Starting a website or a Facebook fan page can be fun and depending on how much time you care to put into the effort, it can grow to large proportions. I can attest that building F1B since 2005 has seen terrific growth and lot of hours invested.
Everything is usually fine until you reach a certain size and then it becomes a little more difficult. After serving our 1.2 millionth podcast download, I find that Formula 1 itself has taken a keen interest in our name and what we are doing.
That also seems to be what Ferrari have done regarding a Facebook fan page started by father and son, Olivier and Sammy Wasem. The pair started the page and it grew to large proportions. So much so that Ferrari worked with Facebook to take over the page according to a lawsuit filed in California against Ferrari and Facebook by the Wasems.
According to the Wasems, Ferrari asked Facebook to give it administrative control over the Ferrari Fan Page and in 2009 the company informed the Wasems that “legal issues” forced it to take over control of the page.

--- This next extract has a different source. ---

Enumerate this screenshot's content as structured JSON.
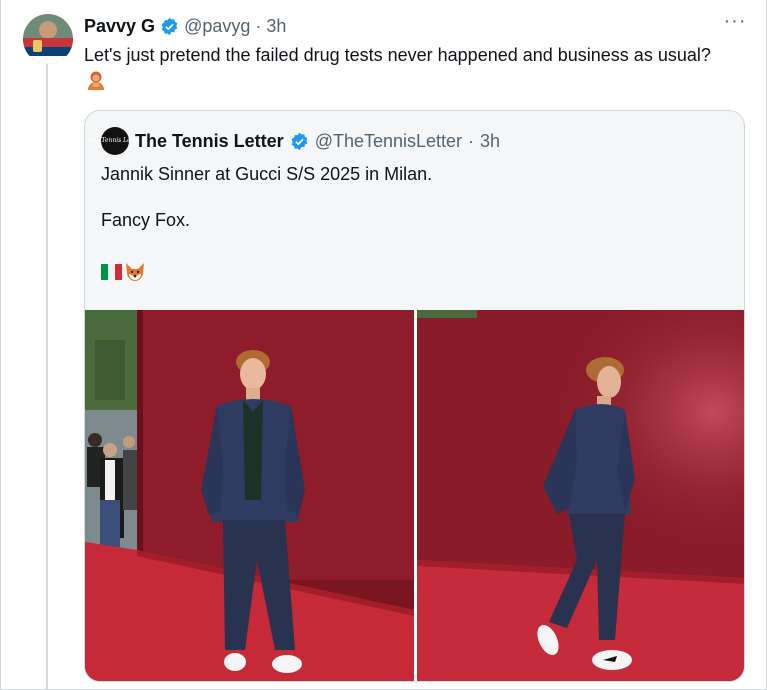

The Ferrari Fan Page along with their Formula 1 Vision page had been taken over and a letter asking for control to be restored to the Wasems was met with an answer from Facebook that the pages had been taken over by hackers, according to the lawsuit.
As Bloomberg reports, Facebook’s rules state that users can make a fan page for a brand as long as they don’t claim to be the actual brand or that it is the official page of the brand. IT gets a little dodgy here because our website clearly states that we are not Formula 1 with a clear disclaimer and link to Formula 1 itself.

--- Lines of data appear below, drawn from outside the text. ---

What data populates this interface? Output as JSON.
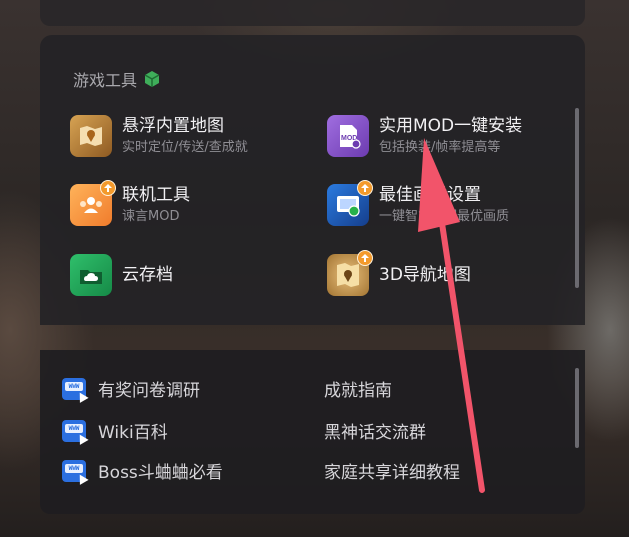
{
  "section": {
    "title": "游戏工具",
    "icon": "cube-icon"
  },
  "tools": [
    {
      "name": "悬浮内置地图",
      "desc": "实时定位/传送/查成就",
      "icon": "map-icon",
      "color": "#c58a3a"
    },
    {
      "name": "实用MOD一键安装",
      "desc": "包括换装/帧率提高等",
      "icon": "mod-icon",
      "color": "#8a55c9"
    },
    {
      "name": "联机工具",
      "desc": "谏言MOD",
      "icon": "multiplayer-icon",
      "color": "#f4973a"
    },
    {
      "name": "最佳画质设置",
      "desc": "一键智能匹配最优画质",
      "icon": "display-settings-icon",
      "color": "#1f5fbf"
    },
    {
      "name": "云存档",
      "desc": "",
      "icon": "cloud-save-icon",
      "color": "#1f9d55"
    },
    {
      "name": "3D导航地图",
      "desc": "",
      "icon": "3d-map-icon",
      "color": "#c99a4e"
    }
  ],
  "links_left": [
    {
      "label": "有奖问卷调研"
    },
    {
      "label": "Wiki百科"
    },
    {
      "label": "Boss斗蛐蛐必看"
    }
  ],
  "links_right": [
    {
      "label": "成就指南"
    },
    {
      "label": "黑神话交流群"
    },
    {
      "label": "家庭共享详细教程"
    }
  ],
  "colors": {
    "accent_arrow": "#f2546a",
    "badge": "#f39a2c",
    "www_icon": "#2b6fe0"
  }
}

The reason this is intriguing is that our website is said to be encroaching on trademark legality but Facebook has a different standard? Why is a fan page about Formula 1 on a website different than a Formula 1 fan page on Facebook using the phrase “Formula 1” in its title?
It’s also interesting that law firms can simply take over a domain by filing a trademark infringement complaint to ICANN and assume ownership of your domain. Apparently that is what Ferrari and Facebook allowed?
It’s a cloudy issue to be sure. While I respect and understand trademark concerns (and I do appreciate them), I also find it a bit of a parallel in that Facebook pages for brands are somehow viewed as different than a website using a brand’s name or similar. What about race circuits using the term “F1” in their name such as the one in Boston which is now in litigation with Formula 1 over trademark infringement?
Regardless, it seems the Wasems have a beef and but how Ferrari and Facebook will counter is yet to be seen.
Hat Tip: Bloomberg and Jeff Halsey.